*Problem statement*: Take every line from the listing below that contains "this".

*Recorded information*:
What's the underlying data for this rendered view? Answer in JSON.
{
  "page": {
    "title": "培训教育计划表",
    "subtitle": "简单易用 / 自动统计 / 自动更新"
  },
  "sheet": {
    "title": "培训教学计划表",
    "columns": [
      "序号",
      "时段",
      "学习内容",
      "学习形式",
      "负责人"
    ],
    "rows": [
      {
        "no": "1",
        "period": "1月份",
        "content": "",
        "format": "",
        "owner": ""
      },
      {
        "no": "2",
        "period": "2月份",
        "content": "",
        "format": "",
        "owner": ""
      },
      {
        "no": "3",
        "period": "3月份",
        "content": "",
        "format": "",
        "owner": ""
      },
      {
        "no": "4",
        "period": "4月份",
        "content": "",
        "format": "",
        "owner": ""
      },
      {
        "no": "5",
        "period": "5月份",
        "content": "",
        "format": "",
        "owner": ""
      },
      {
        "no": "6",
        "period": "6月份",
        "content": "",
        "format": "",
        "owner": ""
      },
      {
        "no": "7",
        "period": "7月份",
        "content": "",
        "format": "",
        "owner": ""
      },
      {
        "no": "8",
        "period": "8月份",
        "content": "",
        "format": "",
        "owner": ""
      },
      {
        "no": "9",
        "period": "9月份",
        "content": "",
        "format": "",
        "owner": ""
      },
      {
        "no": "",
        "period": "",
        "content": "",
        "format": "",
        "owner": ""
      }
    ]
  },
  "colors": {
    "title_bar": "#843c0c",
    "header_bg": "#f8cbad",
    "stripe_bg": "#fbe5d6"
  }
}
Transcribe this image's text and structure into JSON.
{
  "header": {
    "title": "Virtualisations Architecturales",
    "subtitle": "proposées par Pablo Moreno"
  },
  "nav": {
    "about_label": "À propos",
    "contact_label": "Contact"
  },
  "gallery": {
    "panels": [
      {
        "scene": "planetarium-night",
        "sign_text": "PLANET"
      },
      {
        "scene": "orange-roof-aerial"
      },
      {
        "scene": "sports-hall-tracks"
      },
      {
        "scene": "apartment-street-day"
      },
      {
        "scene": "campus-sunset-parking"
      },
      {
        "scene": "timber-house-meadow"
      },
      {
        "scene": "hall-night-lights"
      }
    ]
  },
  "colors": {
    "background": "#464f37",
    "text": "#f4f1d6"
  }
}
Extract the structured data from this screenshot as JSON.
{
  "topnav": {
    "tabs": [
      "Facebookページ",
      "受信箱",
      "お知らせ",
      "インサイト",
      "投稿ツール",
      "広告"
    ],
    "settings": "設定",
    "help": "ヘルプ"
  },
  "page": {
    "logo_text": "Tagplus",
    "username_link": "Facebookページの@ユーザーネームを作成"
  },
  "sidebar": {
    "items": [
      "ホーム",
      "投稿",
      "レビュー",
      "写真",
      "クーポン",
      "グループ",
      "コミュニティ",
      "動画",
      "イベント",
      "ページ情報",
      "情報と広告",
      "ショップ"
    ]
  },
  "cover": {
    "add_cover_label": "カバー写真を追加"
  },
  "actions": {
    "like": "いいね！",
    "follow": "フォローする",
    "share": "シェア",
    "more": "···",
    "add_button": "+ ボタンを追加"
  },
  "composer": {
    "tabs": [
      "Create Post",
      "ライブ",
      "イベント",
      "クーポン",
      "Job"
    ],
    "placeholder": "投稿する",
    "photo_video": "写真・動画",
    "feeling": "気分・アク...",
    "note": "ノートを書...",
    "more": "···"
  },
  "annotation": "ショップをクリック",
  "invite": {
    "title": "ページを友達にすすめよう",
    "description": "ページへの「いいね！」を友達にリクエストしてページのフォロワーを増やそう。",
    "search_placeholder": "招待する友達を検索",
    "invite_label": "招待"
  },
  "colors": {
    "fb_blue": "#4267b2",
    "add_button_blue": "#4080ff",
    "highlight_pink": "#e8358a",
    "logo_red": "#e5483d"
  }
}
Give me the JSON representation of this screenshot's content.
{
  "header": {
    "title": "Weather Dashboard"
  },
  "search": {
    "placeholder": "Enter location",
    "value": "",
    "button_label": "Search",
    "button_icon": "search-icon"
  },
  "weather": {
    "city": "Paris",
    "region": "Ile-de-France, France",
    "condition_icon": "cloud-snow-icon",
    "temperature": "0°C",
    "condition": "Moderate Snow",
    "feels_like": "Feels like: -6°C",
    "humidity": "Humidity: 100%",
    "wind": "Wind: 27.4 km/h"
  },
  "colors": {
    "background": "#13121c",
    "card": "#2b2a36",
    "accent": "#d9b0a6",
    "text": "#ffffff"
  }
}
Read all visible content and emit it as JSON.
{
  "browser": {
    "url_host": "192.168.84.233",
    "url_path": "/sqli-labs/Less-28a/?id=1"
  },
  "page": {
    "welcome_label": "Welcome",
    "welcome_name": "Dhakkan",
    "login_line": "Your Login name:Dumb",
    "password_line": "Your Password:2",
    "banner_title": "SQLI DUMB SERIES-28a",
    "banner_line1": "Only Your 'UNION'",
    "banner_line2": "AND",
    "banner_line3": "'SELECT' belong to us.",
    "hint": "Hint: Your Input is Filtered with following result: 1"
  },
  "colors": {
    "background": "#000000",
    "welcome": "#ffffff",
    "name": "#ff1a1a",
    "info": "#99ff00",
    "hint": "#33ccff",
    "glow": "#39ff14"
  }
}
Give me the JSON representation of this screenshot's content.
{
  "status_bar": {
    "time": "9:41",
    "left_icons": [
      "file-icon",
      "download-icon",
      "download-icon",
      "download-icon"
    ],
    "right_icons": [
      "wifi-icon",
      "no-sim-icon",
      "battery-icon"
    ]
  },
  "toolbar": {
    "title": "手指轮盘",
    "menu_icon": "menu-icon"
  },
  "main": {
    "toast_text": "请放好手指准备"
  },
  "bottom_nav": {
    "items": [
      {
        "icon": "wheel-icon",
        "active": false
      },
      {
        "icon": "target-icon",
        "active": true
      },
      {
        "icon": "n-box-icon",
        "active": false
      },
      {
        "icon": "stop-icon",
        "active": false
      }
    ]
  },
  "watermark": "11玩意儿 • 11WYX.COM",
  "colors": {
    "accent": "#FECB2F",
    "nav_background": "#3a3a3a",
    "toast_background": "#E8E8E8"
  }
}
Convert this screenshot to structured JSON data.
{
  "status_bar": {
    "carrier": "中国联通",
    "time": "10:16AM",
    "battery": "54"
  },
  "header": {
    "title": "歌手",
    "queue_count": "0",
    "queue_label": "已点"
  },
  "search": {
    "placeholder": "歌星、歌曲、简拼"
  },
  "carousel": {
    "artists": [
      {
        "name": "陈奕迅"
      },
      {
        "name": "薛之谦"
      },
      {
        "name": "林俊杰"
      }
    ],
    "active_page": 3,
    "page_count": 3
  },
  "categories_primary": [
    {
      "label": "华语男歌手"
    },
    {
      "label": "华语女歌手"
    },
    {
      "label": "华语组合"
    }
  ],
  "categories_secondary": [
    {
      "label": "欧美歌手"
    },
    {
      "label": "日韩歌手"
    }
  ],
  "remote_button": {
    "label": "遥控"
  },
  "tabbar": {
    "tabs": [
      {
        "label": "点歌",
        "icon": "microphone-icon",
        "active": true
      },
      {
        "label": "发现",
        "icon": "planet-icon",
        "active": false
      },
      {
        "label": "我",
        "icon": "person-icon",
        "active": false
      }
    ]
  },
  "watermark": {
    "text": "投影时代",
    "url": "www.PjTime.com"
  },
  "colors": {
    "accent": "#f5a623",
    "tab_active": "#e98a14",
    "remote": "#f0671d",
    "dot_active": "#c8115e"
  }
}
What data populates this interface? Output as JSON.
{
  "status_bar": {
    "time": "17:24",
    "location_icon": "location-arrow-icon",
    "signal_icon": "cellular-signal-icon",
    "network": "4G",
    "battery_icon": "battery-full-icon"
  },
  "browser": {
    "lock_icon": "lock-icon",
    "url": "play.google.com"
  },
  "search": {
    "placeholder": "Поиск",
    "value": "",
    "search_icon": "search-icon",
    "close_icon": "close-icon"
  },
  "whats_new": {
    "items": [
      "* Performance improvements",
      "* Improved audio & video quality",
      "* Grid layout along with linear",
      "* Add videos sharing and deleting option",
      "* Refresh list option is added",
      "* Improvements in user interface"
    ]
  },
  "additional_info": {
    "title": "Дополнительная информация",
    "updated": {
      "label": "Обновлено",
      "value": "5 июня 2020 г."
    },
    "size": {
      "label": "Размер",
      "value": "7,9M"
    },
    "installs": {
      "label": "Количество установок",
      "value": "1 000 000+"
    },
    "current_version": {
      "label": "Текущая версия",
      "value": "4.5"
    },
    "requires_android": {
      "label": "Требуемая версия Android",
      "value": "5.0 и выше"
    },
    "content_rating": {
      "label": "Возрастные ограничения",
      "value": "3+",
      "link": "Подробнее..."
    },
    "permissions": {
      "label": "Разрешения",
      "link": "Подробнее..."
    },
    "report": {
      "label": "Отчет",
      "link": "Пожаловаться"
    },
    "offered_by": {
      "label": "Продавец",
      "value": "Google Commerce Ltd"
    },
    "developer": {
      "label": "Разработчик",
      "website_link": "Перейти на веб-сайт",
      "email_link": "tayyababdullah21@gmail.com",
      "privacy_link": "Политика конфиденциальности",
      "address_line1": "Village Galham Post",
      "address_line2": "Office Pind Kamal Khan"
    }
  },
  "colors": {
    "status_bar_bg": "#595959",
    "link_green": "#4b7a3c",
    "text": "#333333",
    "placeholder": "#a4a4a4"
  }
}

*Problem solution*:
What's the underlying data for this rendered view? Answer in JSON.
Transcribe this image's text and structure into JSON.
Extract the structured data from this screenshot as JSON.
Give me the JSON representation of this screenshot's content.
Give me the JSON representation of this screenshot's content.
Convert this screenshot to structured JSON data.
What data populates this interface? Output as JSON.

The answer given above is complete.